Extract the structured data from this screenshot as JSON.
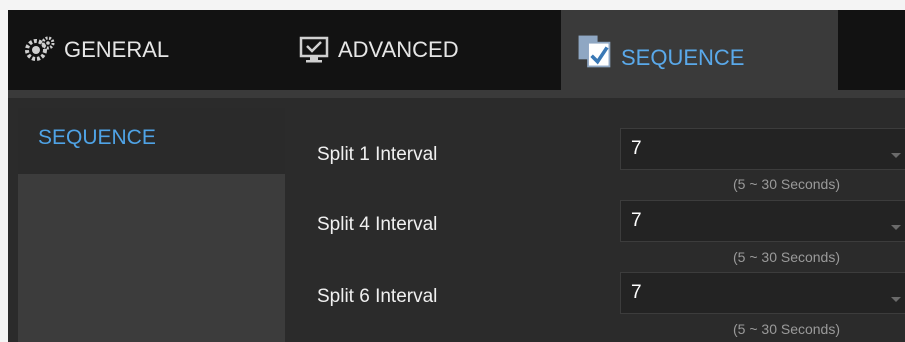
{
  "tabs": [
    {
      "label": "GENERAL",
      "icon": "gear-icon"
    },
    {
      "label": "ADVANCED",
      "icon": "monitor-icon"
    },
    {
      "label": "SEQUENCE",
      "icon": "sequence-icon",
      "active": true
    }
  ],
  "sidebar": {
    "items": [
      {
        "label": "SEQUENCE",
        "active": true
      }
    ]
  },
  "rows": [
    {
      "label": "Split 1 Interval",
      "value": "7",
      "hint": "(5 ~ 30 Seconds)"
    },
    {
      "label": "Split 4 Interval",
      "value": "7",
      "hint": "(5 ~ 30 Seconds)"
    },
    {
      "label": "Split 6 Interval",
      "value": "7",
      "hint": "(5 ~ 30 Seconds)"
    }
  ],
  "colors": {
    "accent": "#4fa3e6",
    "tabbar": "#121212",
    "active_tab": "#3a3a3a"
  }
}
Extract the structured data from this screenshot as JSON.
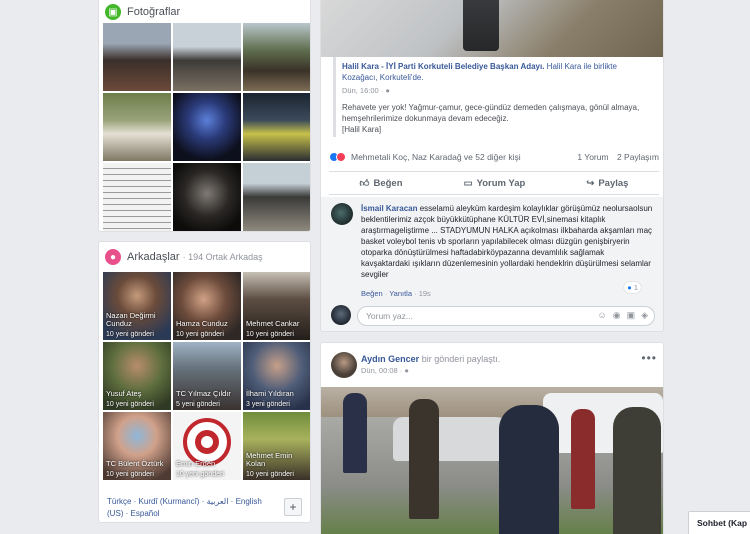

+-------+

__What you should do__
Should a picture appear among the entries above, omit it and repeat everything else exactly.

__Answer to the exercise__
Extract the structured data from this screenshot as JSON.
{
  "tabs": [
    {
      "label": "GENERAL",
      "icon": "gear-icon"
    },
    {
      "label": "ADVANCED",
      "icon": "monitor-icon"
    },
    {
      "label": "SEQUENCE",
      "icon": "sequence-icon",
      "active": true
    }
  ],
  "sidebar": {
    "items": [
      {
        "label": "SEQUENCE",
        "active": true
      }
    ]
  },
  "rows": [
    {
      "label": "Split 1 Interval",
      "value": "7",
      "hint": "(5 ~ 30 Seconds)"
    },
    {
      "label": "Split 4 Interval",
      "value": "7",
      "hint": "(5 ~ 30 Seconds)"
    },
    {
      "label": "Split 6 Interval",
      "value": "7",
      "hint": "(5 ~ 30 Seconds)"
    }
  ],
  "colors": {
    "accent": "#4fa3e6",
    "tabbar": "#121212",
    "active_tab": "#3a3a3a"
  }
}
Extract the structured data from this screenshot as JSON.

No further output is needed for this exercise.